Michael Bowen, CFA is the Director of Finance for Southeast Regional Center, LLC (“SRC”), an EB-5 Regional Center operating across 10 states with a stellar track record since 2010.

The US EB-5 Immigrant Investor Program enables non-US foreign nationals to acquire a US Green Card by investing in a for-profit commercial enterprise in the US.

The program is enjoying a tremendous rebound in popularity.  For example, there were 1,687 new filings for I-526 during the first three quarters of 2023 alone, compared to 829 filings and 814 filings in the entire years of 2022 and 2021 respectively.

Investors are excited because they now enjoy stronger protections than ever, thanks mainly to the Reform and Integrity Act of 2022 (“RIA”) which now requires additional, strict financial and anti-fraud mechanisms for each new project in the program.   This new law aims to enhance the program for investors by clarifying the duties and responsibilities of project developers, promoters, and regional centers while also lowering the required investment amount in certain cases. 

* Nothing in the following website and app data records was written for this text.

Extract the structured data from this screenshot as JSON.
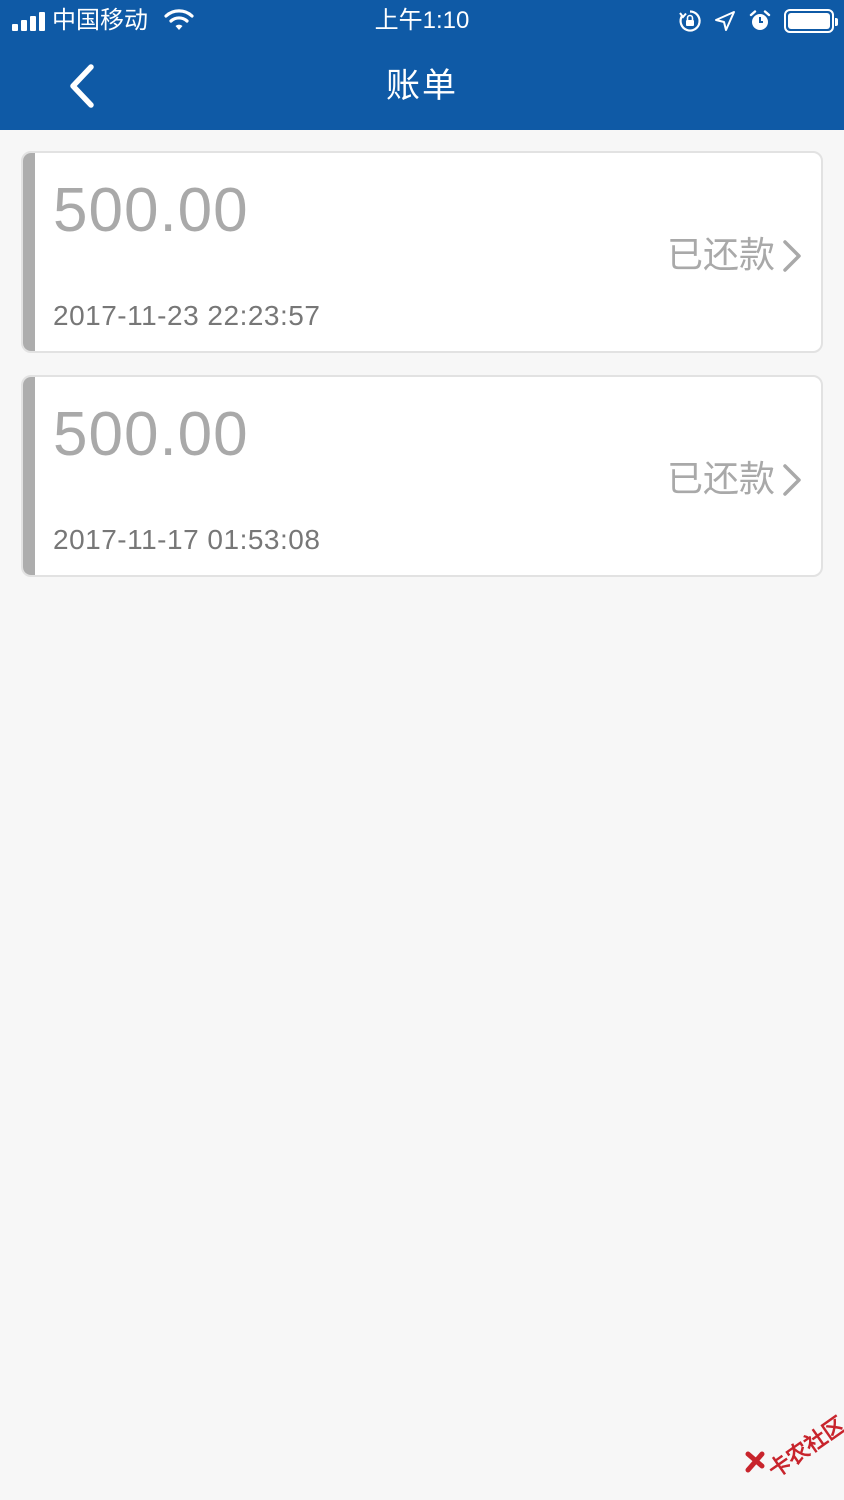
{
  "status_bar": {
    "carrier": "中国移动",
    "time": "上午1:10",
    "battery_level": 1.0
  },
  "nav": {
    "title": "账单"
  },
  "bills": [
    {
      "amount": "500.00",
      "date": "2017-11-23 22:23:57",
      "status": "已还款"
    },
    {
      "amount": "500.00",
      "date": "2017-11-17 01:53:08",
      "status": "已还款"
    }
  ],
  "watermark": {
    "text": "卡农社区"
  },
  "colors": {
    "header": "#0f5aa6",
    "background": "#f7f7f7",
    "card_bar": "#adadad",
    "watermark": "#c8242c"
  }
}
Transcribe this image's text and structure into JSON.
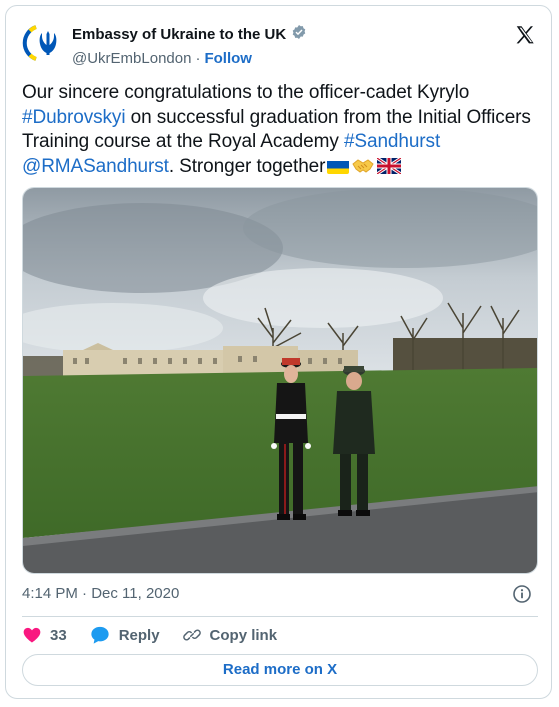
{
  "author": {
    "name": "Embassy of Ukraine to the UK",
    "handle": "@UkrEmbLondon",
    "separator": "·",
    "follow_label": "Follow",
    "verified": true
  },
  "tweet": {
    "text_1": "Our sincere congratulations to the officer-cadet Kyrylo ",
    "hashtag_1": "#Dubrovskyi",
    "text_2": " on successful graduation from the Initial Officers Training course at the Royal Academy ",
    "hashtag_2": "#Sandhurst",
    "mention": "@RMASandhurst",
    "text_3": ". Stronger together",
    "emojis": [
      "ukraine-flag",
      "handshake",
      "uk-flag"
    ]
  },
  "meta": {
    "timestamp": "4:14 PM · Dec 11, 2020"
  },
  "actions": {
    "like_count": "33",
    "reply_label": "Reply",
    "copy_label": "Copy link",
    "read_more_label": "Read more on X"
  },
  "colors": {
    "link": "#1d6dc7",
    "like": "#f91880",
    "reply": "#1d9bf0",
    "border": "#cfd9de",
    "secondary_text": "#536471"
  }
}
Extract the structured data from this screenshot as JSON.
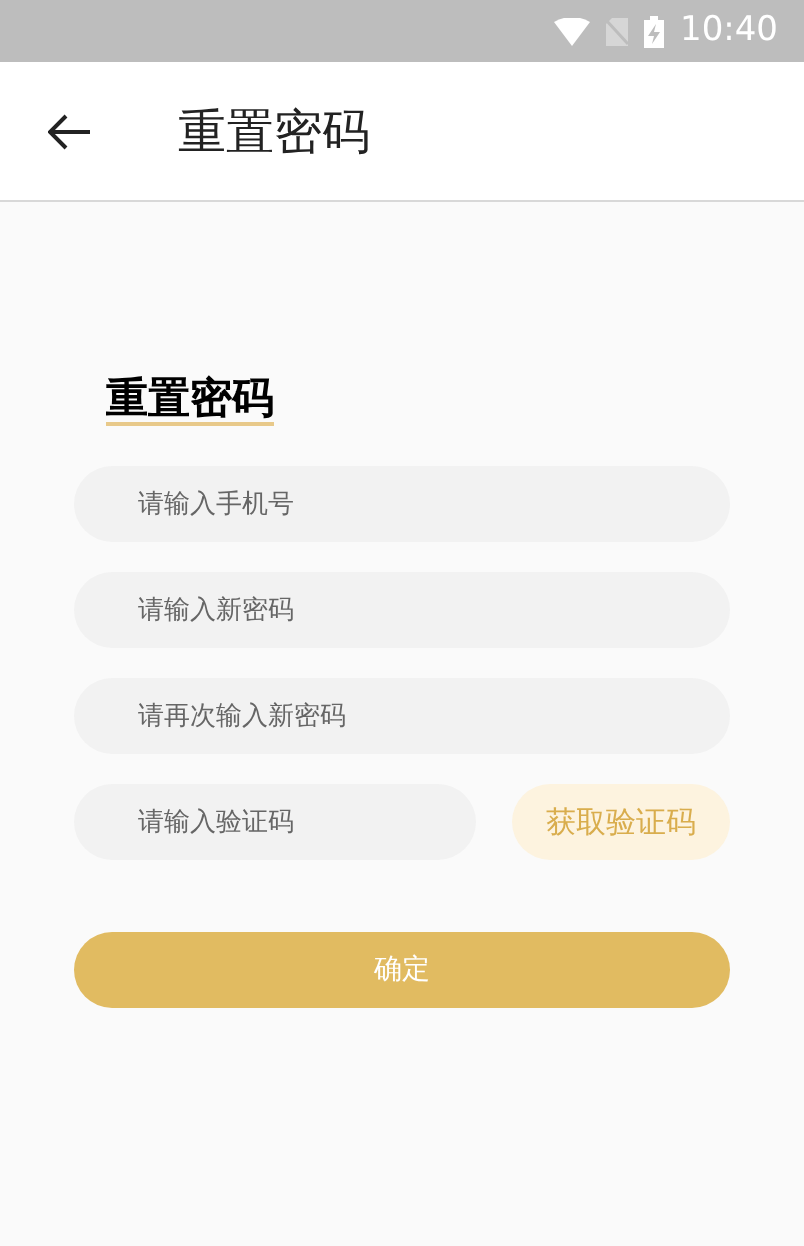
{
  "status_bar": {
    "time": "10:40"
  },
  "app_bar": {
    "title": "重置密码"
  },
  "form": {
    "heading": "重置密码",
    "fields": [
      {
        "placeholder": "请输入手机号"
      },
      {
        "placeholder": "请输入新密码"
      },
      {
        "placeholder": "请再次输入新密码"
      }
    ],
    "code_field": {
      "placeholder": "请输入验证码"
    },
    "code_button": "获取验证码",
    "submit_button": "确定"
  }
}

But with these improvements, we encourage our investors to remain focused.  After all, the risks remain the same: 

1) Will this project’s underlying business plan work financially?  Will I get my original investment back, and what will protect me from financial loss if things do not go as planned?

2) Will this project yield the required jobs and comply with all the rules set forth by USCIS – in other words, will I get my Green Card?  Can the sponsor produce documentation about the project that is verifiable and credible?

In this series, we will focus on the financial risk component of EB-5 investment. If the immigration process moves sideways or slowly, will investors still get their money back? Investors must protect their capital in case they have to re-attempt the process due to a shortcoming on the immigration paperwork.

Our hope is that investors will come away from this series equipped with better information and tools to be successful in the EB-5 investment process. 

Last time we explored the risk protections that sponsors can offer to maximize the safety of the investor’s capital.  Let’s look at some common pitfalls and misconceptions related to reading the EB-5 Private Placement Memorandum (the “PPM”).

PPM Financial Analysis:  Common Pitfalls

The average EB-5 PPM can amount to hundreds of pages of content.  One common pitfall is the tendency of investors to pay less attention to the financial risks and protections, while paying more attention to immigration risks such as USCIS compliance and job creation.  

The instinct to analyze the PPM in this way is natural.  After all, the program’s main attraction is the successful issuance of a Green Card at the end of the process.

But that type of mentality leaves too much exposure to potential financial calamity.  After all, the USCIS requires capital to be placed “at risk,” but that does not mean capital has to be placed at “high risk”.  

If a project fails from a business and financial perspective, will the required jobs be created at all? While it is estimated that less than 1% of EB-5 investment capital is lost due to fraud, the percentage lost due to unforeseen financial risks exceeds that amount, resulting in too few or no qualifying job creation that transform the financial risk into an immigration risk.

Another major error some investors (especially new investors) make is to assume the inclusion of collateral and/or repayment guarantees suggests that the developer doesn’t believe in the project. The erroneous assumption is that the developer includes additional downside protections because they are fearful about the project’s financial health from the start.

While that logic is understandable, investors must consider that project developers are competing to appeal to EB-5 immigrant investors.  For example, let’s imagine that investors have a choice between Project A and Project B in the EB-5 marketplace, and that those two projects are essentially the same from the perspective of profits and risk. 

The two developers behind Project A and Project B are competing for investors’ attention and capital.  Both developers are operating in the mindset of making their project more attractive to investors than the competition.  

But Developer A and Developer B can only promise so much related to the financial upside of their project.  After that, the main enhancements to a project’s viability and safety involve downside protections.

That is why developers add collateral and guarantees when and where they can.  Although they will say they do so to take care of the investors, which is true, the developer’s principal motivation is to enhancethe appeal of their project.

IF ever a project does not have any sort of collateral or repayment guarantee—be alert as that is a red flag for investors. It could be that the developer knows that there is a serious chance of financial failure, and therefore they do not want to be on the hook if that comes about.  

In other words, the exclusion of downside protections should not be interpreted as a sign of “confidence” by the project developer.  Investors should seriously question why the developer will not (or cannot) provide extra cushions of financial protection.

The information provided here is not investment, tax or legal advice. You should consult with a licensed professional for advice concerning your specific situation. 

This article is educational and informational, and items including policy, program structures, financial models, feasibility studies, and other documentation may change without notification. 

Information prepared on electronic media such as PowerPoint, websites, blogs, WeChat, or other methods of delivery are often truncated and summarized to improve readability; details of any financial, tax or legal nature should only be addressed with a trusted licensed professional.